- Opening Delimiter -

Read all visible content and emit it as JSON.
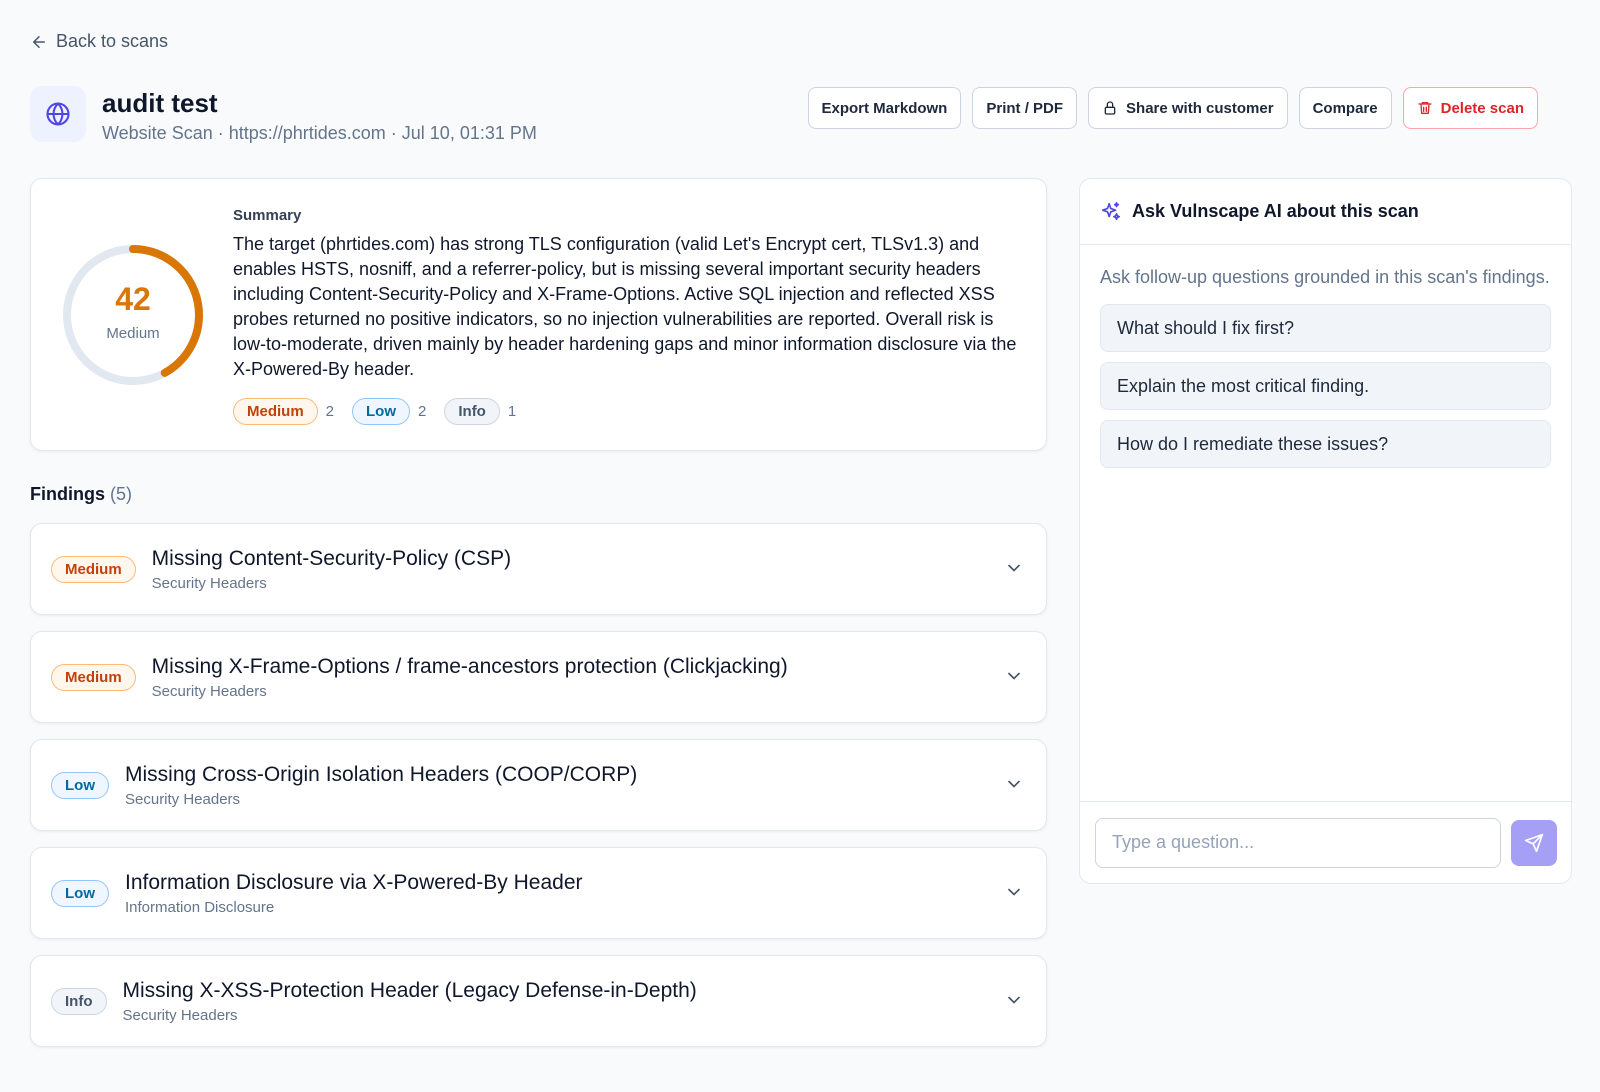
{
  "nav": {
    "back_label": "Back to scans"
  },
  "scan": {
    "title": "audit test",
    "subtitle": "Website Scan · https://phrtides.com · Jul 10, 01:31 PM"
  },
  "actions": {
    "export": "Export Markdown",
    "print": "Print / PDF",
    "share": "Share with customer",
    "compare": "Compare",
    "delete": "Delete scan"
  },
  "summary": {
    "score": "42",
    "score_label": "Medium",
    "score_fraction": 0.42,
    "label": "Summary",
    "text": "The target (phrtides.com) has strong TLS configuration (valid Let's Encrypt cert, TLSv1.3) and enables HSTS, nosniff, and a referrer-policy, but is missing several important security headers including Content-Security-Policy and X-Frame-Options. Active SQL injection and reflected XSS probes returned no positive indicators, so no injection vulnerabilities are reported. Overall risk is low-to-moderate, driven mainly by header hardening gaps and minor information disclosure via the X-Powered-By header.",
    "counts": [
      {
        "label": "Medium",
        "count": "2"
      },
      {
        "label": "Low",
        "count": "2"
      },
      {
        "label": "Info",
        "count": "1"
      }
    ]
  },
  "findings": {
    "heading": "Findings",
    "count": "(5)",
    "items": [
      {
        "severity": "Medium",
        "title": "Missing Content-Security-Policy (CSP)",
        "category": "Security Headers"
      },
      {
        "severity": "Medium",
        "title": "Missing X-Frame-Options / frame-ancestors protection (Clickjacking)",
        "category": "Security Headers"
      },
      {
        "severity": "Low",
        "title": "Missing Cross-Origin Isolation Headers (COOP/CORP)",
        "category": "Security Headers"
      },
      {
        "severity": "Low",
        "title": "Information Disclosure via X-Powered-By Header",
        "category": "Information Disclosure"
      },
      {
        "severity": "Info",
        "title": "Missing X-XSS-Protection Header (Legacy Defense-in-Depth)",
        "category": "Security Headers"
      }
    ]
  },
  "ai": {
    "title": "Ask Vulnscape AI about this scan",
    "intro": "Ask follow-up questions grounded in this scan's findings.",
    "suggestions": [
      "What should I fix first?",
      "Explain the most critical finding.",
      "How do I remediate these issues?"
    ],
    "input_placeholder": "Type a question...",
    "input_value": ""
  },
  "colors": {
    "accent": "#4f46e5",
    "gauge": "#d97706",
    "gauge_track": "#e2e8f0",
    "send": "#a5a0f5"
  },
  "icons": [
    "arrow-left-icon",
    "globe-icon",
    "lock-icon",
    "trash-icon",
    "sparkles-icon",
    "chevron-down-icon",
    "send-icon"
  ]
}
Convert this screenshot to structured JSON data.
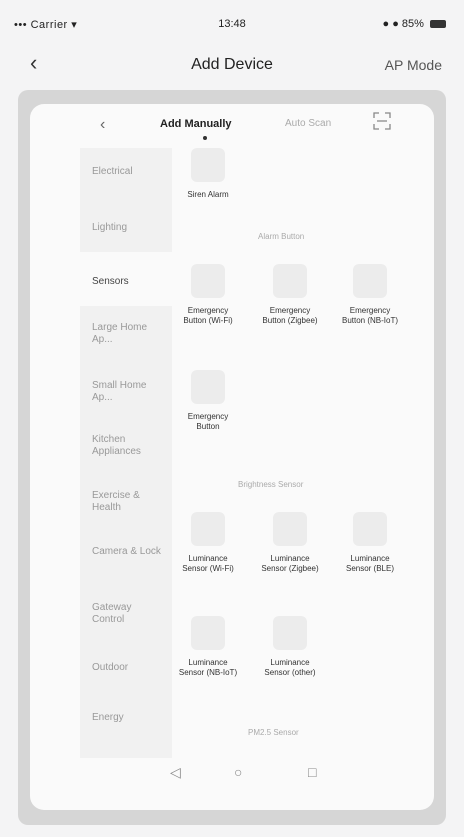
{
  "status_bar": {
    "signal": "••• Carrier ▾",
    "time": "13:48",
    "battery": "● ● 85%"
  },
  "nav": {
    "back": "‹",
    "title": "Add Device",
    "ap_mode": "AP Mode"
  },
  "tabs": {
    "back": "‹",
    "add_manually": "Add Manually",
    "auto_scan": "Auto Scan",
    "scan_icon": "scan-icon"
  },
  "sidebar": {
    "items": [
      {
        "label": "Electrical"
      },
      {
        "label": "Lighting"
      },
      {
        "label": "Sensors"
      },
      {
        "label": "Large Home Ap..."
      },
      {
        "label": "Small Home Ap..."
      },
      {
        "label": "Kitchen Appliances"
      },
      {
        "label": "Exercise & Health"
      },
      {
        "label": "Camera & Lock"
      },
      {
        "label": "Gateway Control"
      },
      {
        "label": "Outdoor"
      },
      {
        "label": "Energy"
      }
    ],
    "active_index": 2
  },
  "content": {
    "top_item": {
      "label": "Siren Alarm"
    },
    "section1_title": "Alarm Button",
    "section1_items": [
      {
        "label": "Emergency Button (Wi-Fi)"
      },
      {
        "label": "Emergency Button (Zigbee)"
      },
      {
        "label": "Emergency Button (NB-IoT)"
      },
      {
        "label": "Emergency Button"
      }
    ],
    "section2_title": "Brightness Sensor",
    "section2_items": [
      {
        "label": "Luminance Sensor (Wi-Fi)"
      },
      {
        "label": "Luminance Sensor (Zigbee)"
      },
      {
        "label": "Luminance Sensor (BLE)"
      },
      {
        "label": "Luminance Sensor (NB-IoT)"
      },
      {
        "label": "Luminance Sensor (other)"
      }
    ],
    "section3_title": "PM2.5 Sensor"
  },
  "bottom_nav": {
    "back_icon": "◁",
    "home_icon": "○",
    "recent_icon": "□"
  }
}
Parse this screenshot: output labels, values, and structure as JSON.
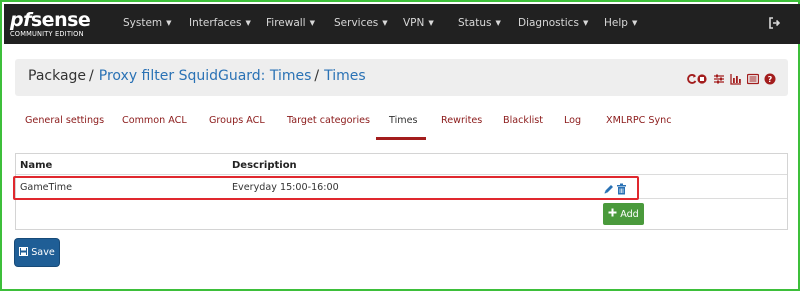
{
  "brand": {
    "prefix": "pf",
    "name": "sense",
    "edition": "COMMUNITY EDITION"
  },
  "nav": [
    {
      "label": "System"
    },
    {
      "label": "Interfaces"
    },
    {
      "label": "Firewall"
    },
    {
      "label": "Services"
    },
    {
      "label": "VPN"
    },
    {
      "label": "Status"
    },
    {
      "label": "Diagnostics"
    },
    {
      "label": "Help"
    }
  ],
  "breadcrumb": {
    "root": "Package",
    "item1": "Proxy filter SquidGuard: Times",
    "item2": "Times",
    "separator": "/"
  },
  "tabs": [
    {
      "label": "General settings"
    },
    {
      "label": "Common ACL"
    },
    {
      "label": "Groups ACL"
    },
    {
      "label": "Target categories"
    },
    {
      "label": "Times",
      "active": true
    },
    {
      "label": "Rewrites"
    },
    {
      "label": "Blacklist"
    },
    {
      "label": "Log"
    },
    {
      "label": "XMLRPC Sync"
    }
  ],
  "table": {
    "headers": {
      "name": "Name",
      "description": "Description"
    },
    "rows": [
      {
        "name": "GameTime",
        "description": "Everyday 15:00-16:00"
      }
    ]
  },
  "buttons": {
    "add": "Add",
    "save": "Save"
  },
  "colors": {
    "navbar": "#212121",
    "accent_tab": "#a31d1d",
    "link": "#2a72b5",
    "add_green": "#4a9a3c",
    "save_blue": "#1f5e96",
    "highlight_red": "#e0282e",
    "frame_green": "#3dbf3a"
  },
  "icons": {
    "logout": "sign-out-icon",
    "crumb": [
      "reload-stop-icon",
      "sliders-icon",
      "bar-chart-icon",
      "list-icon",
      "help-icon"
    ],
    "row": [
      "pencil-icon",
      "trash-icon"
    ],
    "add": "plus-icon",
    "save": "save-icon"
  }
}
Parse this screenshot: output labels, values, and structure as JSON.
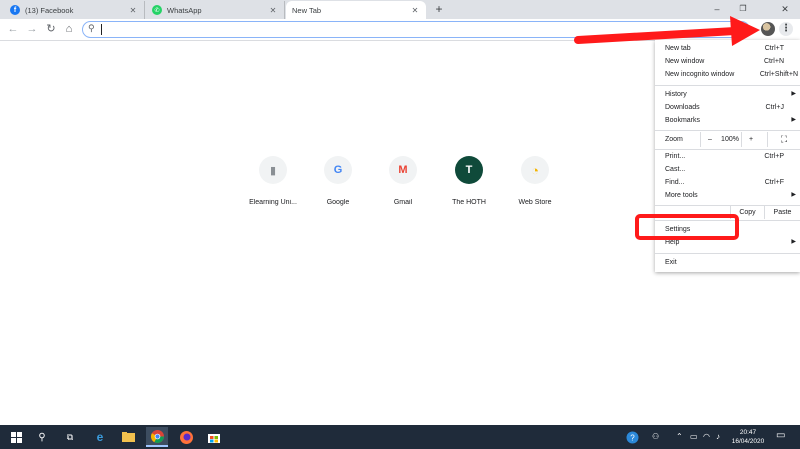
{
  "tabs": [
    {
      "title": "(13) Facebook",
      "icon": "facebook-icon",
      "color": "#1877f2",
      "glyph": "f"
    },
    {
      "title": "WhatsApp",
      "icon": "whatsapp-icon",
      "color": "#25d366",
      "glyph": "✆"
    },
    {
      "title": "New Tab",
      "icon": "",
      "color": "",
      "glyph": ""
    }
  ],
  "omnibox": {
    "value": "",
    "placeholder": ""
  },
  "shortcuts": [
    {
      "label": "Elearning Uni...",
      "glyph": "▮",
      "color": "#8a8f94"
    },
    {
      "label": "Google",
      "glyph": "G",
      "color": "#4285f4"
    },
    {
      "label": "Gmail",
      "glyph": "M",
      "color": "#ea4335"
    },
    {
      "label": "The HOTH",
      "glyph": "T",
      "color": "#ffffff"
    },
    {
      "label": "Web Store",
      "glyph": "◔",
      "color": "#f4b400"
    }
  ],
  "menu": {
    "new_tab": {
      "label": "New tab",
      "shortcut": "Ctrl+T"
    },
    "new_window": {
      "label": "New window",
      "shortcut": "Ctrl+N"
    },
    "new_incognito": {
      "label": "New incognito window",
      "shortcut": "Ctrl+Shift+N"
    },
    "history": {
      "label": "History"
    },
    "downloads": {
      "label": "Downloads",
      "shortcut": "Ctrl+J"
    },
    "bookmarks": {
      "label": "Bookmarks"
    },
    "zoom": {
      "label": "Zoom",
      "minus": "–",
      "value": "100%",
      "plus": "+"
    },
    "print": {
      "label": "Print...",
      "shortcut": "Ctrl+P"
    },
    "cast": {
      "label": "Cast..."
    },
    "find": {
      "label": "Find...",
      "shortcut": "Ctrl+F"
    },
    "more_tools": {
      "label": "More tools"
    },
    "edit": {
      "copy": "Copy",
      "paste": "Paste"
    },
    "settings": {
      "label": "Settings"
    },
    "help": {
      "label": "Help"
    },
    "exit": {
      "label": "Exit"
    }
  },
  "taskbar": {
    "time": "20:47",
    "date": "16/04/2020"
  },
  "colors": {
    "annotation": "#ff1a1a",
    "omnibox_focus": "#8ab4f8"
  }
}
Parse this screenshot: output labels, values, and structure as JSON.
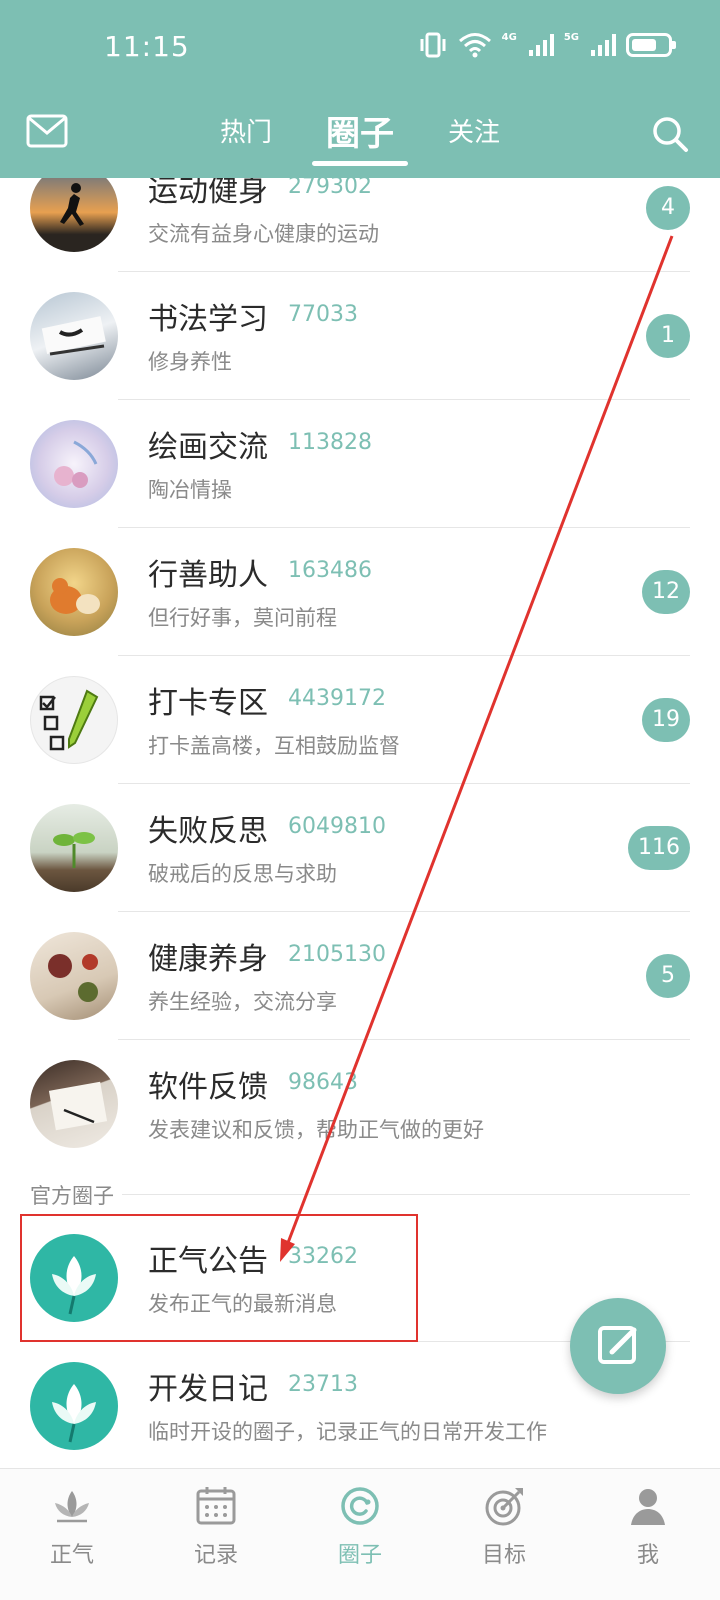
{
  "status_bar": {
    "time": "11:15",
    "signal1_label": "4G",
    "signal2_label": "5G"
  },
  "header": {
    "tabs": [
      {
        "label": "热门",
        "active": false
      },
      {
        "label": "圈子",
        "active": true
      },
      {
        "label": "关注",
        "active": false
      }
    ]
  },
  "circles": [
    {
      "name": "运动健身",
      "count": "279302",
      "desc": "交流有益身心健康的运动",
      "badge": "4"
    },
    {
      "name": "书法学习",
      "count": "77033",
      "desc": "修身养性",
      "badge": "1"
    },
    {
      "name": "绘画交流",
      "count": "113828",
      "desc": "陶冶情操",
      "badge": ""
    },
    {
      "name": "行善助人",
      "count": "163486",
      "desc": "但行好事，莫问前程",
      "badge": "12"
    },
    {
      "name": "打卡专区",
      "count": "4439172",
      "desc": "打卡盖高楼，互相鼓励监督",
      "badge": "19"
    },
    {
      "name": "失败反思",
      "count": "6049810",
      "desc": "破戒后的反思与求助",
      "badge": "116"
    },
    {
      "name": "健康养身",
      "count": "2105130",
      "desc": "养生经验，交流分享",
      "badge": "5"
    },
    {
      "name": "软件反馈",
      "count": "98643",
      "desc": "发表建议和反馈，帮助正气做的更好",
      "badge": ""
    }
  ],
  "official_section": {
    "label": "官方圈子",
    "items": [
      {
        "name": "正气公告",
        "count": "33262",
        "desc": "发布正气的最新消息"
      },
      {
        "name": "开发日记",
        "count": "23713",
        "desc": "临时开设的圈子，记录正气的日常开发工作"
      }
    ]
  },
  "tabbar": [
    {
      "label": "正气",
      "icon": "lotus-icon",
      "active": false
    },
    {
      "label": "记录",
      "icon": "calendar-icon",
      "active": false
    },
    {
      "label": "圈子",
      "icon": "circle-icon",
      "active": true
    },
    {
      "label": "目标",
      "icon": "target-icon",
      "active": false
    },
    {
      "label": "我",
      "icon": "person-icon",
      "active": false
    }
  ],
  "colors": {
    "accent": "#7dbfb3",
    "annotation": "#e0332e"
  }
}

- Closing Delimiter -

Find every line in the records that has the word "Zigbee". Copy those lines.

Task answer »
        "label": "Emergency Button (Zigbee)"
        "label": "Luminance Sensor (Zigbee)"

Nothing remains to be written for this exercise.